Yes, as a matter of fact, there are wineries in Los Angeles. While L.A. is certainly no Napa or Sonoma, what it lacks in number of wineries, it makes up in unique winery experiences. And for a unique wine tasting experience, look no further than Malibu Wines. Set in the hills of Malibu is Malibu Wines, which is the wine tasting spot on weekends because of food trucks, live music and locally-made wine for visitors to enjoy outdoors. However, reservations are highly recommended (for a fee) on weekends. While Malibu Wines can get busy on weekends, I often prefer Rosenthal Wine Bar & Patio, which actually sits across from the Pacific Ocean on Highway 1, and also has live music and food trucks on weekends.
Beachfront picnic and campfire
While it’s a no-brainer to go to the beach in Los Angeles, it’s not just anywhere that you can have a bonfire on the beach (legally). And for that you’ll have to go to Dockweiler Beach, which is in my favorite Los Angeles beach town, Playa del Rey. Playa del Rey, located just south of Venice a few miles, is where you’ll find Dockweiler State Beach, featuring nearly four miles of shoreline, part of which includes fire rings that are available for use. It’s first-come, first-served, so during summer months, you’ll want to arrive early. Bring your own firewood, picnic and s’mores, and go crazy. This is the only place you can legally have a campfire on the beach in Los Angeles, although further south there is a small selection of fire rings in San Pedro at Cabrillo Beach. (More info, and the proceeding photo, courtesy of Visit Marina del Rey here.)
Rooftop Cinema Club

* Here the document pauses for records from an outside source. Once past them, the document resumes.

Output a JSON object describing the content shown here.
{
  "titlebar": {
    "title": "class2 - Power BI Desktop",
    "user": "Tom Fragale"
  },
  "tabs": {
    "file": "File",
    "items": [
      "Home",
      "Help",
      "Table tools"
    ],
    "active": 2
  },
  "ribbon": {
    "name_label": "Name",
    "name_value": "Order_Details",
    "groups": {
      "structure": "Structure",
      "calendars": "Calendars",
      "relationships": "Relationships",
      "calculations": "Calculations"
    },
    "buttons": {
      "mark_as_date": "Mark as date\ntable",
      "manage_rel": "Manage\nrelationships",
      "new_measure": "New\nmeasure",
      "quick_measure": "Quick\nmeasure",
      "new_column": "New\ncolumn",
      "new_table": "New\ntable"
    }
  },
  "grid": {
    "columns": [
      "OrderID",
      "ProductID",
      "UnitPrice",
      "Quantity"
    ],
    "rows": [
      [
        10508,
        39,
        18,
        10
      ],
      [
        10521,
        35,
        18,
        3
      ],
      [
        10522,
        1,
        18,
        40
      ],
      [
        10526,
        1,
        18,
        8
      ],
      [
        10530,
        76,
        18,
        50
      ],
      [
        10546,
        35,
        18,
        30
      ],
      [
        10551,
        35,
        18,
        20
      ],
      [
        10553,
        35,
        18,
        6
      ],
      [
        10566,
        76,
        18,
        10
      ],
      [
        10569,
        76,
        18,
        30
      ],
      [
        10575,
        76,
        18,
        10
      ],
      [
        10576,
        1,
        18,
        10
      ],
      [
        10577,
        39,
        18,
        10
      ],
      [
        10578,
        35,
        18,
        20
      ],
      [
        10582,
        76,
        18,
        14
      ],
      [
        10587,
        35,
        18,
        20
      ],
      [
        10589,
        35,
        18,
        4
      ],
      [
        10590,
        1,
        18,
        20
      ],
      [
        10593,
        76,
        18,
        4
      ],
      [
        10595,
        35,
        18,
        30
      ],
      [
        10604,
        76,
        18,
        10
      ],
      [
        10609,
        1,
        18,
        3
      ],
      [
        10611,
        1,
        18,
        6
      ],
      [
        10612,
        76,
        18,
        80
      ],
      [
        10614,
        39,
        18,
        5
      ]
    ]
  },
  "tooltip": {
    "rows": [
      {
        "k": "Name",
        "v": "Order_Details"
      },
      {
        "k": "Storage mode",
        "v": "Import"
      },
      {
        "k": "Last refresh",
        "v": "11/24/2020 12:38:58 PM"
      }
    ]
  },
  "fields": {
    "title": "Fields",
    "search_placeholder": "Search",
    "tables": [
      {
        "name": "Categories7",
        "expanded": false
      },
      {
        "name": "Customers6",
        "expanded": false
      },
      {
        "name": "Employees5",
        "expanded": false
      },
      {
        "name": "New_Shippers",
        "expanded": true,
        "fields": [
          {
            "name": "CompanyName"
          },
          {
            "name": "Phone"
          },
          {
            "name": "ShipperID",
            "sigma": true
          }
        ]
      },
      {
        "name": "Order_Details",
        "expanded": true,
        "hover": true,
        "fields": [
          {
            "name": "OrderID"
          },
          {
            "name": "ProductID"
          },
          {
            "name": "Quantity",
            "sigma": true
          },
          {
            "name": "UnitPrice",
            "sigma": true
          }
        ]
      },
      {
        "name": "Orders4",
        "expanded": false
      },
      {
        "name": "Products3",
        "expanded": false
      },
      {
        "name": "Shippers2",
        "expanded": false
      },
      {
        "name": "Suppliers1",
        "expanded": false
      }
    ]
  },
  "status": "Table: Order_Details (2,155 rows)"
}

One of my favorite all-time things to do in Los Angeles is going to the outdoor movies. And there are so many unique outdoor movie experiences in L.A., from Cinespia’s outdoor movies at Hollywood Forever Cemetery to Street Food Cinema to actual drive-in movies at Vineland Drive-In. One of the best outdoor movie experiences in L.A. is Rooftop Cinema Club, which is just as it sounds. The organization hosts cinema nights on rooftops in multiple cities, including a couple different venues in Los Angeles. What's great about Rooftop Cinema, beyond the cool factor and views, is the fact that you're given wireless headphones to drown out that loud popcorn eater, and can kick back in comfy deckchairs. The current season is wrapping up as night temperatures start cooling down, but there are numerous movies, including Sunday evening showings, happening through November on the rooftop of NeueHouse in Hollywood.